> _WORK ITEM_
Find the string "JSON" in the data, then copy every line where it is found.

> _Component data from apps and pages_

-------

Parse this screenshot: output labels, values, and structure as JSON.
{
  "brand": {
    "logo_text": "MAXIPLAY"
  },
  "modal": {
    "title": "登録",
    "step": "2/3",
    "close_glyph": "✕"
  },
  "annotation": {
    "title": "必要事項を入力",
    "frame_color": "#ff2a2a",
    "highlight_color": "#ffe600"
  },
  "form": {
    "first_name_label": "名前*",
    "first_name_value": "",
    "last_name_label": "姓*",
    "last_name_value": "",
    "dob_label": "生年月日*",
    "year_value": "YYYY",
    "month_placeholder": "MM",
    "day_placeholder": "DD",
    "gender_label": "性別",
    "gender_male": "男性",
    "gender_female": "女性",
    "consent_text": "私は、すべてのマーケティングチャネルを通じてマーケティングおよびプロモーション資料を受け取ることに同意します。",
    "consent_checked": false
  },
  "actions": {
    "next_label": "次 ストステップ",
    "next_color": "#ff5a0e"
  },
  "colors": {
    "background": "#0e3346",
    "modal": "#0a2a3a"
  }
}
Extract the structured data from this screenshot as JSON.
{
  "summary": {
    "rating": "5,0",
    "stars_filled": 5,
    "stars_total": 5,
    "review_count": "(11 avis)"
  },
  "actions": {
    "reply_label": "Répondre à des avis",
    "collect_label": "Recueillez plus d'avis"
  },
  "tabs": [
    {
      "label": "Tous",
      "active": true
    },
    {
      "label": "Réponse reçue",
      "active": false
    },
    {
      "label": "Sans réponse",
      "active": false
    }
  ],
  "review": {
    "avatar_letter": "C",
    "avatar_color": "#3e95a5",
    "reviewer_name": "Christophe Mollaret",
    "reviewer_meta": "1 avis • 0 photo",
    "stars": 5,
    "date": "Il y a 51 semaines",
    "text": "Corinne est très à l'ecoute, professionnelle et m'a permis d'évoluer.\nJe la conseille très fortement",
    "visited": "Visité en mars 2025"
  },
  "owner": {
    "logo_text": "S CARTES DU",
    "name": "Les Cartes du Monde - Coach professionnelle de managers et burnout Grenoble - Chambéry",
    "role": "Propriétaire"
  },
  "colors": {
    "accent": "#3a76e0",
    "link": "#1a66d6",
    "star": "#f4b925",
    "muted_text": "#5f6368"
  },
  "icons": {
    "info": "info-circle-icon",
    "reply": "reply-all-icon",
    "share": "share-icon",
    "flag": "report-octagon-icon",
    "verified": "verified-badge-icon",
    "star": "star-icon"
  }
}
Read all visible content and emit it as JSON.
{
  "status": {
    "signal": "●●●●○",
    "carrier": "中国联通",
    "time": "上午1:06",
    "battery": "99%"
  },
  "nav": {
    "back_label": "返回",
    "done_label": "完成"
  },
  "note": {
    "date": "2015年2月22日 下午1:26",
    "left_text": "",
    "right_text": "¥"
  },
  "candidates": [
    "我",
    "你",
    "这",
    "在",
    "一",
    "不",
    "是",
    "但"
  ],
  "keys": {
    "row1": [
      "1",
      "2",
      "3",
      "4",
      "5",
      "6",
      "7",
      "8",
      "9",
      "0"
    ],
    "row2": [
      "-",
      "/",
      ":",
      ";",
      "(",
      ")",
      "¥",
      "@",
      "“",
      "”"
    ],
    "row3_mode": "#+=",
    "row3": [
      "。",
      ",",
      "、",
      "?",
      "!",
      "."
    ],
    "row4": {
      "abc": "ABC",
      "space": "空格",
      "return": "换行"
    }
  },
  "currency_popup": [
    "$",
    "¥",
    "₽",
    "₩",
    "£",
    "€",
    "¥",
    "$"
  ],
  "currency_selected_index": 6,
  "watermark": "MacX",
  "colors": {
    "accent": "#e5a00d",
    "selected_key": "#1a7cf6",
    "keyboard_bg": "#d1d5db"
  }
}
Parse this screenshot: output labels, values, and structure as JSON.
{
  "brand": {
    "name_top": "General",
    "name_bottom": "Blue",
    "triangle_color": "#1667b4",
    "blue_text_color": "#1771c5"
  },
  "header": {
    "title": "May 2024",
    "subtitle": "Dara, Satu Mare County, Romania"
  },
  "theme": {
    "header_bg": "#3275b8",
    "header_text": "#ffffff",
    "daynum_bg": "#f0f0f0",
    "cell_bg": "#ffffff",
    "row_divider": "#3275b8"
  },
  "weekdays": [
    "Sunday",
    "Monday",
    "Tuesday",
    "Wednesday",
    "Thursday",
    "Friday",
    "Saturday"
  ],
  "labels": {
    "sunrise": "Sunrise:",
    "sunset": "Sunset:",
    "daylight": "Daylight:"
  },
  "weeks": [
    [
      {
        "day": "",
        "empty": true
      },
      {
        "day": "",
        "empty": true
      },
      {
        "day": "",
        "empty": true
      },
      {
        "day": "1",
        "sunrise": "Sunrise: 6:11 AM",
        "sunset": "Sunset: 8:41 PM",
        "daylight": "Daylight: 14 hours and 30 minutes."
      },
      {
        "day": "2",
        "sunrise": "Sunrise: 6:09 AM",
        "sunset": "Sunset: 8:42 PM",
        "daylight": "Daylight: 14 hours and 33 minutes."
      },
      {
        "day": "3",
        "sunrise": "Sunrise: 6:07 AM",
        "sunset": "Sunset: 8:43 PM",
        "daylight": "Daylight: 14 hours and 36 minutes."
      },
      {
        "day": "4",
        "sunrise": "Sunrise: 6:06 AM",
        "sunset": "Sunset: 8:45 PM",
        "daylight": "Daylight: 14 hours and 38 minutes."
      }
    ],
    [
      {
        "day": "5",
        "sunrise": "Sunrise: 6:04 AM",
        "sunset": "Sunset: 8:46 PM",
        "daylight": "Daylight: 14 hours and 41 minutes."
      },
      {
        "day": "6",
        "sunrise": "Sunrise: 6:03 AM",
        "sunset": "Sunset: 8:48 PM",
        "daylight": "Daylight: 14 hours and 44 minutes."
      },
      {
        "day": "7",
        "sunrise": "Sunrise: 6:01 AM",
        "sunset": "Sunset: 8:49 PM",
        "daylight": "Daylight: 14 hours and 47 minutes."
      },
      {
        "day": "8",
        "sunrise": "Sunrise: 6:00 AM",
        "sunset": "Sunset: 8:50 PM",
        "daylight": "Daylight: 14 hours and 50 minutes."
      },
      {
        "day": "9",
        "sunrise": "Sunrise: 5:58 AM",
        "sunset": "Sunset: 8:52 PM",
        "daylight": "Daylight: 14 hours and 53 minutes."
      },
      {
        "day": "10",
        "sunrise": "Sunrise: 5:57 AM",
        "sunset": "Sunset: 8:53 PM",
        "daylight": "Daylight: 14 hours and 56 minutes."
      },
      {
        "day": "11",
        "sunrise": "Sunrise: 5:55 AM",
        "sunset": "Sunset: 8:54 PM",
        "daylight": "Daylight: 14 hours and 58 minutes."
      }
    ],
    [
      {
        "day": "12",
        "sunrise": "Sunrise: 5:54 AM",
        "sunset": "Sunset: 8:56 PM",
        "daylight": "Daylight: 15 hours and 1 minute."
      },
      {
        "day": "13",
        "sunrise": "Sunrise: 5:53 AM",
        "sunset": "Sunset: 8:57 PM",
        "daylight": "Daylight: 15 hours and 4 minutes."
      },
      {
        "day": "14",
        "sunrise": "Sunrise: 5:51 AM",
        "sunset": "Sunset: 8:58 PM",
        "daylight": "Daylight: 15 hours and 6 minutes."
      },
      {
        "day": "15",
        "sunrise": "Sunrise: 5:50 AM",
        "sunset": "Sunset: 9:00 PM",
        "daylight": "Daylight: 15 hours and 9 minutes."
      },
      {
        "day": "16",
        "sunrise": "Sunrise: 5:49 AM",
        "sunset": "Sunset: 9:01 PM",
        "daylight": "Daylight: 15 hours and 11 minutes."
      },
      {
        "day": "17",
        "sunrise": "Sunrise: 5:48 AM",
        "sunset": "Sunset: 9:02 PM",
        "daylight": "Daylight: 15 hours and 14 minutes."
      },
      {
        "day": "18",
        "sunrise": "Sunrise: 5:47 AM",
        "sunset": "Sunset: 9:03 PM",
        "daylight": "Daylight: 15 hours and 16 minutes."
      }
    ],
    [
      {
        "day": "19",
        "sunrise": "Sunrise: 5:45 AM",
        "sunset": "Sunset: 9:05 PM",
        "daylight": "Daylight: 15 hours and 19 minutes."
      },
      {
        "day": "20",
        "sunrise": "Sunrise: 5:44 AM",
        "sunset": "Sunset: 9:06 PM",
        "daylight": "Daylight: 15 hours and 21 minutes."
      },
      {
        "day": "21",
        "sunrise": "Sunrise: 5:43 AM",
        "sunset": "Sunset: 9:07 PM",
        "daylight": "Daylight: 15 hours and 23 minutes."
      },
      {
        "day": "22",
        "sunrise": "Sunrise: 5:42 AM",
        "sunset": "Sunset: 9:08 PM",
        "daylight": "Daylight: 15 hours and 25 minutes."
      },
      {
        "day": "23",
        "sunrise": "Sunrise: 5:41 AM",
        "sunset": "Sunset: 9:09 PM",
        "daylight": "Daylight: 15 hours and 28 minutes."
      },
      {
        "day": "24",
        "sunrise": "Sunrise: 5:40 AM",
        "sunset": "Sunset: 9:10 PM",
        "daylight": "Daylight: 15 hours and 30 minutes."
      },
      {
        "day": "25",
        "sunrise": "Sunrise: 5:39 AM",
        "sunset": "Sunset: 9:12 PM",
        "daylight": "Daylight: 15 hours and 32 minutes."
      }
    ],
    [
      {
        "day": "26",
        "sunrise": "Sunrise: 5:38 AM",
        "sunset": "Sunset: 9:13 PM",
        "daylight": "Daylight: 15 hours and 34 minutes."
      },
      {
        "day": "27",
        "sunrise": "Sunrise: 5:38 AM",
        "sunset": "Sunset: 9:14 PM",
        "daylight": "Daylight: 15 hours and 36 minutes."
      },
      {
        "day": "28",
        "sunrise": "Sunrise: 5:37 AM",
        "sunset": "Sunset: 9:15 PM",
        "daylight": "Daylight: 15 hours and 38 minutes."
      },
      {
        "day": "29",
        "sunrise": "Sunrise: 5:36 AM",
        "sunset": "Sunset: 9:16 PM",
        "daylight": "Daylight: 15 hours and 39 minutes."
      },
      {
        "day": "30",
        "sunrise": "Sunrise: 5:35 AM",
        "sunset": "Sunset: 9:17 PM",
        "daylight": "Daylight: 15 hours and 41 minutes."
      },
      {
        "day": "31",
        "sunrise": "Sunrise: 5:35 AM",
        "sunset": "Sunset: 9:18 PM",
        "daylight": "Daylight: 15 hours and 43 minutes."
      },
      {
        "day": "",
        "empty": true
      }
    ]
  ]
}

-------

> _WRITTEN SOLUTION_
Parse this screenshot: output labels, values, and structure as JSON.
Extract the structured data from this screenshot as JSON.
Read all visible content and emit it as JSON.
Parse this screenshot: output labels, values, and structure as JSON.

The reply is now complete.